| EXERCISE |
Go through the records, and copy each line in which the string "essential" is present.

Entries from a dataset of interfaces

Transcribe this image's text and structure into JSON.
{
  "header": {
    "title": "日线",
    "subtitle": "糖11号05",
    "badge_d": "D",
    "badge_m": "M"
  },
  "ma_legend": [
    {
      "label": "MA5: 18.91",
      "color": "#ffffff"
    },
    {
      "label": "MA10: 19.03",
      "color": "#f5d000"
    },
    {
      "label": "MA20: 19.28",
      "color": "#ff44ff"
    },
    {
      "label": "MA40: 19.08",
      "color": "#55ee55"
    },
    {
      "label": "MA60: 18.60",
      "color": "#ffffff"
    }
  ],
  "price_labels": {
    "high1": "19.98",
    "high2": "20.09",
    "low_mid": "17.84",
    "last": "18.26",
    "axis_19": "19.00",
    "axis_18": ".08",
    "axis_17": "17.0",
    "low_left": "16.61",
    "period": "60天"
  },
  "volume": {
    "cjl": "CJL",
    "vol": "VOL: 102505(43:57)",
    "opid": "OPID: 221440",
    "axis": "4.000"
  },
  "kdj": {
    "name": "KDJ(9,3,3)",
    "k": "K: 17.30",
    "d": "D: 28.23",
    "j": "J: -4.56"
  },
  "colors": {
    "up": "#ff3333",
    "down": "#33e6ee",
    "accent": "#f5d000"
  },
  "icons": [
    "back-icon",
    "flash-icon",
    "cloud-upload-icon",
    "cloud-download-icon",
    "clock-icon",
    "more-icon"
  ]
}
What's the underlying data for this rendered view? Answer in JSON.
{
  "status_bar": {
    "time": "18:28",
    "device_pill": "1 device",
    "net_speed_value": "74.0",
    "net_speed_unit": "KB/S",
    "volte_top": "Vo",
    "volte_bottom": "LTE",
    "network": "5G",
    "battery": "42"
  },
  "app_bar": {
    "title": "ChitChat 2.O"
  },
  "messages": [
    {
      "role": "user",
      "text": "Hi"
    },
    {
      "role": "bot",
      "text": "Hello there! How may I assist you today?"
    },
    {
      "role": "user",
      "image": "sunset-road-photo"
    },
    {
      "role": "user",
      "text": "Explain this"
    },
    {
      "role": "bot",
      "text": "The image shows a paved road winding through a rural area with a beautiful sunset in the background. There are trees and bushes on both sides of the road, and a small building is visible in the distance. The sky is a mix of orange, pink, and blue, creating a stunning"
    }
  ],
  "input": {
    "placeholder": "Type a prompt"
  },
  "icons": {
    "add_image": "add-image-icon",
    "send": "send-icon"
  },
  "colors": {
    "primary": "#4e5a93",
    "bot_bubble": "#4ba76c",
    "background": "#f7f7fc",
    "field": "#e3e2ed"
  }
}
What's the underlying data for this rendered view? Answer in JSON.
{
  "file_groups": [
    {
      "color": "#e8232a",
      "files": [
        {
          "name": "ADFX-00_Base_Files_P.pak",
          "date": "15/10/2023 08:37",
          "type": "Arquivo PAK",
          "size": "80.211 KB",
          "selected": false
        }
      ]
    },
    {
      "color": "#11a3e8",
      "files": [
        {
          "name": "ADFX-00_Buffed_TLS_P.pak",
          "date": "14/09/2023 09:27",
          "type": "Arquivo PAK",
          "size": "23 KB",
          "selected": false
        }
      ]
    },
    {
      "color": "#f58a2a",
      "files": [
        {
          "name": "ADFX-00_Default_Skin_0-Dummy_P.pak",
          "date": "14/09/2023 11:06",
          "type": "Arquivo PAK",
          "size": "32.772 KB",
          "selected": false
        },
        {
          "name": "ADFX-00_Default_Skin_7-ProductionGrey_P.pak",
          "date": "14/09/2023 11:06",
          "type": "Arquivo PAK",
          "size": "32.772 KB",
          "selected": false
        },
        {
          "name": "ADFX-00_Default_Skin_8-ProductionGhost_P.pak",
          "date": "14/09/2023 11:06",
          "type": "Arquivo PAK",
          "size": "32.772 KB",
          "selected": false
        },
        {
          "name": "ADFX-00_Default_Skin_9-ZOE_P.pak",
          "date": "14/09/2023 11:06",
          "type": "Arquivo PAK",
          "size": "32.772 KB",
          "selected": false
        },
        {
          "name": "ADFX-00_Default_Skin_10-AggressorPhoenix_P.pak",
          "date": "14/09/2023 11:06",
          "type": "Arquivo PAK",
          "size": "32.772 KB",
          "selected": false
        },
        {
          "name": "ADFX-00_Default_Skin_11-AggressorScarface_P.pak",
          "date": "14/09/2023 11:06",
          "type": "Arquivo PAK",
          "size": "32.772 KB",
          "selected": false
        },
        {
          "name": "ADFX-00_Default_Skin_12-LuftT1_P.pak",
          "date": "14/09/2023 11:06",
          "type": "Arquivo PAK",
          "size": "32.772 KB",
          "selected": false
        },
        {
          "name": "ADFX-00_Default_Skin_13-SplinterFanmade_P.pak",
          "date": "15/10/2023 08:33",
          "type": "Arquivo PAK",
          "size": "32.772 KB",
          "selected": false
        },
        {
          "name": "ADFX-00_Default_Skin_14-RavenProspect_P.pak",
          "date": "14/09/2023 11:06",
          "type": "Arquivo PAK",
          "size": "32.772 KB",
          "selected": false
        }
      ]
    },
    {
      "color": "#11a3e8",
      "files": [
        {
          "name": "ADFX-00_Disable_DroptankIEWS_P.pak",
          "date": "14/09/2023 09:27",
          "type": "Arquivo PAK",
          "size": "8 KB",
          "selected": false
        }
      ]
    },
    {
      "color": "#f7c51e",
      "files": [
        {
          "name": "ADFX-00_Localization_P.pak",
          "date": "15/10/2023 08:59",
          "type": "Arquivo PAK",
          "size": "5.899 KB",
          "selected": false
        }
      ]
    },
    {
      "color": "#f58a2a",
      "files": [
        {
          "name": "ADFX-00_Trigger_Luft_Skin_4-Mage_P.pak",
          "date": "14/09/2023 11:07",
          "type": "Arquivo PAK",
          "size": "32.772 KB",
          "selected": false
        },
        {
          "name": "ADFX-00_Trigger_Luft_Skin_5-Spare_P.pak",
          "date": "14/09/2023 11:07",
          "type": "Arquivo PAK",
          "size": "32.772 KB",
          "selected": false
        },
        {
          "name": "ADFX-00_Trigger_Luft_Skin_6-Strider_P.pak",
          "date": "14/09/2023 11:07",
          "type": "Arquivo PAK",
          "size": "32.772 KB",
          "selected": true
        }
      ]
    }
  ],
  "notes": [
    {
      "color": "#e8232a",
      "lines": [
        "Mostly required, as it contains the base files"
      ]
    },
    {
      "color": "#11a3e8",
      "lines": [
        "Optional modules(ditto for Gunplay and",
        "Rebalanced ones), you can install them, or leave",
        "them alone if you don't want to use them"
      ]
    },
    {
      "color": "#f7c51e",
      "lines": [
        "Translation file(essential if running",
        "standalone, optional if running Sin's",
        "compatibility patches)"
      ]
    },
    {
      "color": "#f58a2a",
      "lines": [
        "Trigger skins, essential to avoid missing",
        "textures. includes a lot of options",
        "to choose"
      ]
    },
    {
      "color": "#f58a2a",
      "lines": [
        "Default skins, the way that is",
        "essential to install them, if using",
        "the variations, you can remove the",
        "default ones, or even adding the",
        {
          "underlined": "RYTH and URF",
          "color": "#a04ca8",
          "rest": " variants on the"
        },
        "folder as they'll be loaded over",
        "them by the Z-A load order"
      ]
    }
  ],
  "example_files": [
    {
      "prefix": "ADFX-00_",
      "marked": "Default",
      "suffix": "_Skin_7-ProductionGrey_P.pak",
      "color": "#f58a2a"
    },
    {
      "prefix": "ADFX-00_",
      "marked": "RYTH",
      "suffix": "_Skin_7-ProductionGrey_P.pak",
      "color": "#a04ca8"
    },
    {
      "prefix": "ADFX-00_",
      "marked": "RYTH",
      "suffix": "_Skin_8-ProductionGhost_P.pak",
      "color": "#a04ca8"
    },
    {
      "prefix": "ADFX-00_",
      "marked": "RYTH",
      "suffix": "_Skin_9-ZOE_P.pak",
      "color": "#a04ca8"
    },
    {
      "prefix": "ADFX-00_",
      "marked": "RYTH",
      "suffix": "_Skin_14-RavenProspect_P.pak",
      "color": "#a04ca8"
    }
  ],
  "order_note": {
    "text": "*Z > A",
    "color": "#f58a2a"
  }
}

| EXERCISE RESPONSE |
        "Translation file(essential if running",
        "Trigger skins, essential to avoid missing",
        "essential to install them, if using",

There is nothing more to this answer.